_MATERIAL TO PROCESS:_
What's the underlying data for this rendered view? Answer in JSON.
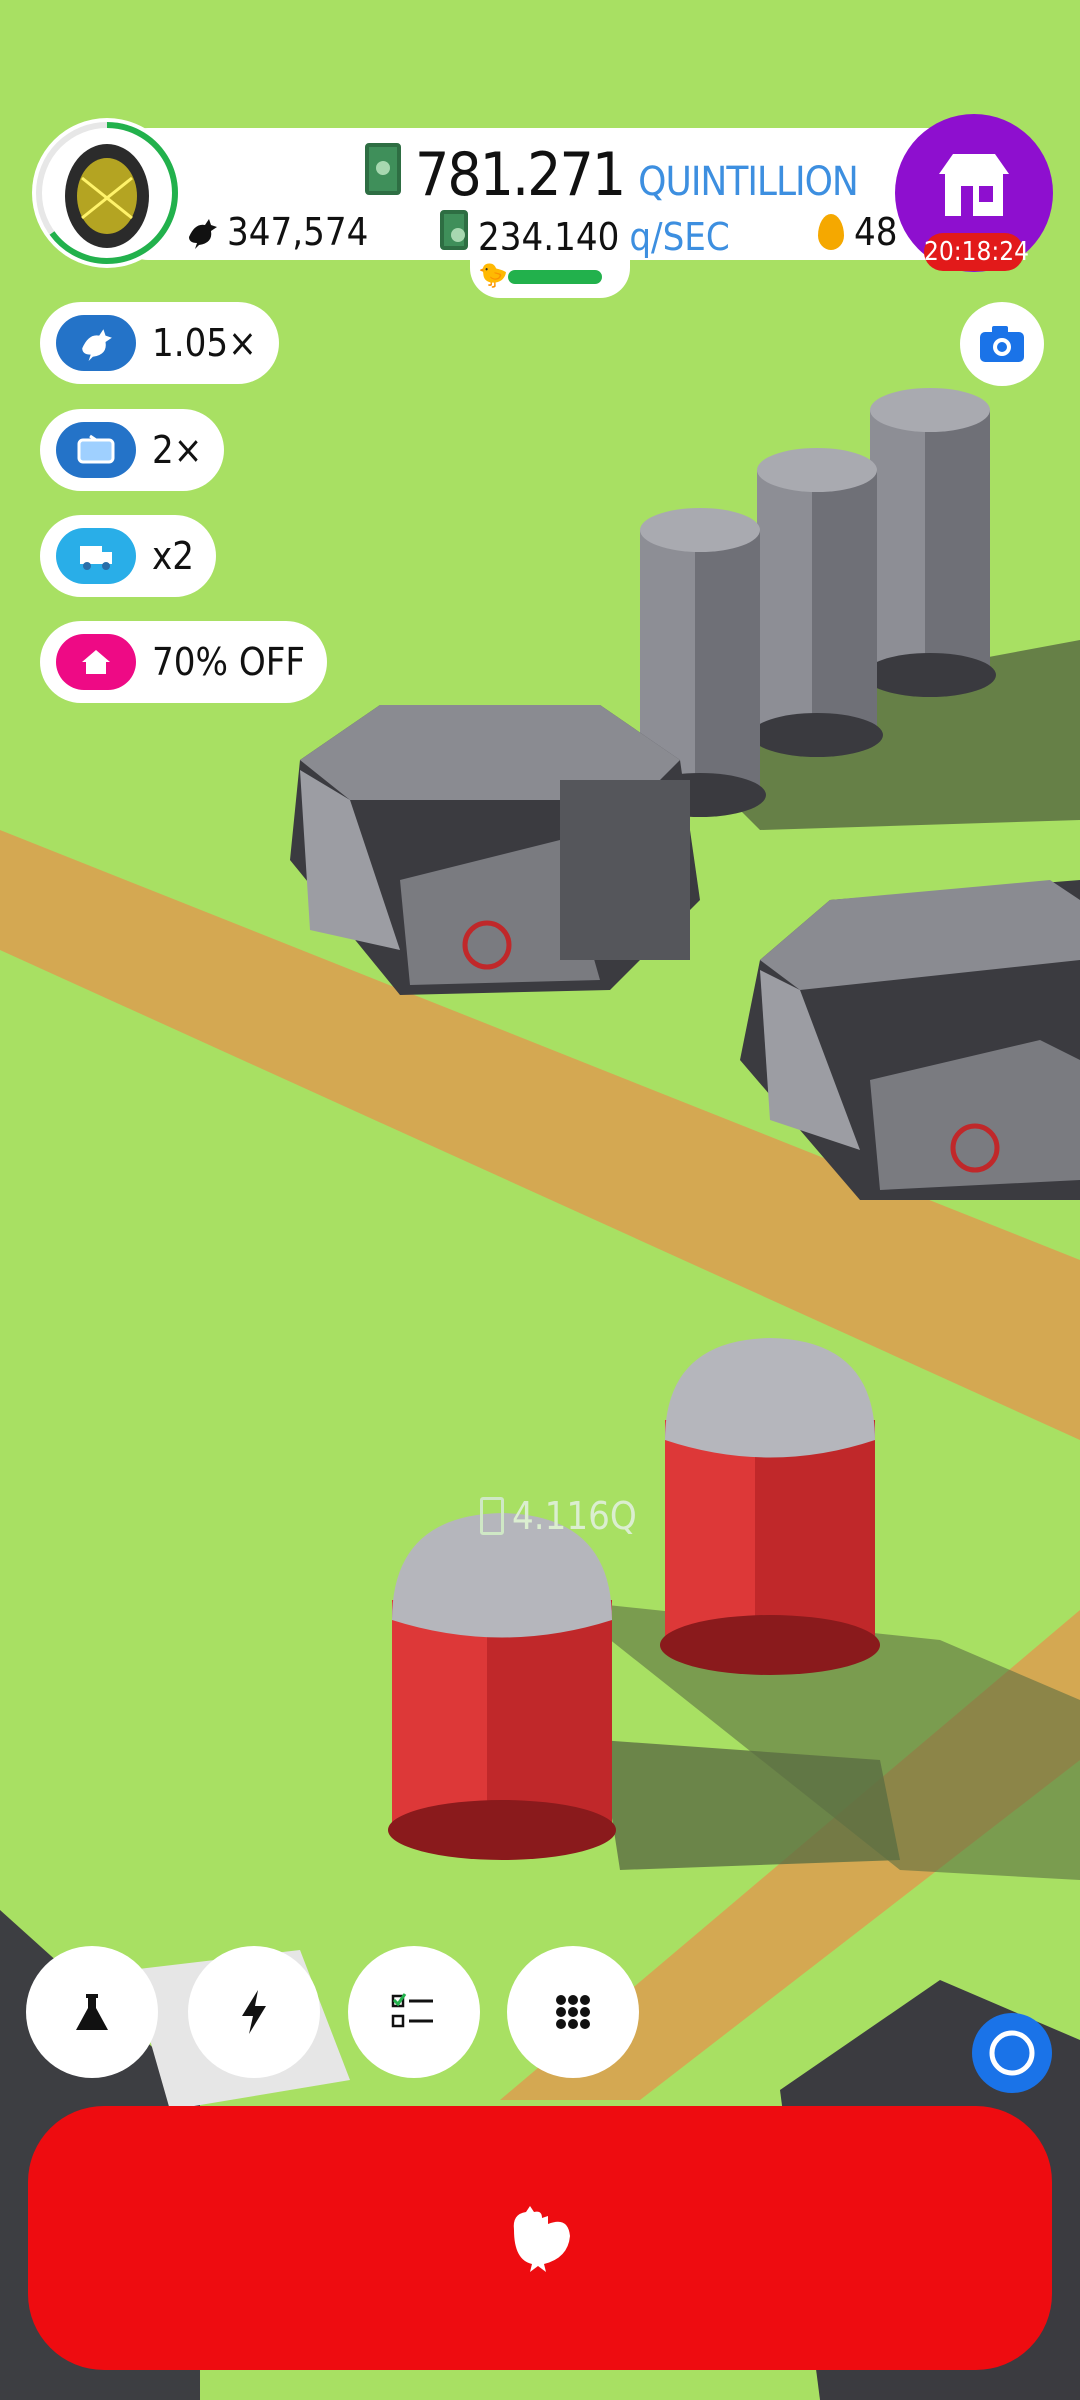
{
  "header": {
    "money_value": "781.271",
    "money_unit": "QUINTILLION",
    "chicken_count": "347,574",
    "rate_value": "234.140",
    "rate_unit": "q/SEC",
    "golden_eggs": "48",
    "shop_timer": "20:18:24"
  },
  "boosts": [
    {
      "label": "1.05×",
      "icon": "chicken-icon",
      "color": "#2473c8"
    },
    {
      "label": "2×",
      "icon": "tv-icon",
      "color": "#2473c8"
    },
    {
      "label": "x2",
      "icon": "truck-icon",
      "color": "#29aee8"
    },
    {
      "label": "70% OFF",
      "icon": "house-icon",
      "color": "#ee0a85"
    }
  ],
  "world": {
    "floating_value": "4.116Q"
  },
  "toolbar": {
    "buttons": [
      "research-flask-icon",
      "boost-lightning-icon",
      "missions-checklist-icon",
      "menu-grid-icon"
    ]
  },
  "colors": {
    "grass": "#a8e063",
    "road": "#d4a852",
    "shop": "#8e0fcf",
    "hatch_button": "#ee0c10",
    "accent_blue": "#3d8fe0"
  }
}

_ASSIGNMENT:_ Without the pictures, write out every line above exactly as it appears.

_ANSWER SECTION:_
What's the underlying data for this rendered view? Answer in JSON.
{
  "header": {
    "money_value": "781.271",
    "money_unit": "QUINTILLION",
    "chicken_count": "347,574",
    "rate_value": "234.140",
    "rate_unit": "q/SEC",
    "golden_eggs": "48",
    "shop_timer": "20:18:24"
  },
  "boosts": [
    {
      "label": "1.05×",
      "icon": "chicken-icon",
      "color": "#2473c8"
    },
    {
      "label": "2×",
      "icon": "tv-icon",
      "color": "#2473c8"
    },
    {
      "label": "x2",
      "icon": "truck-icon",
      "color": "#29aee8"
    },
    {
      "label": "70% OFF",
      "icon": "house-icon",
      "color": "#ee0a85"
    }
  ],
  "world": {
    "floating_value": "4.116Q"
  },
  "toolbar": {
    "buttons": [
      "research-flask-icon",
      "boost-lightning-icon",
      "missions-checklist-icon",
      "menu-grid-icon"
    ]
  },
  "colors": {
    "grass": "#a8e063",
    "road": "#d4a852",
    "shop": "#8e0fcf",
    "hatch_button": "#ee0c10",
    "accent_blue": "#3d8fe0"
  }
}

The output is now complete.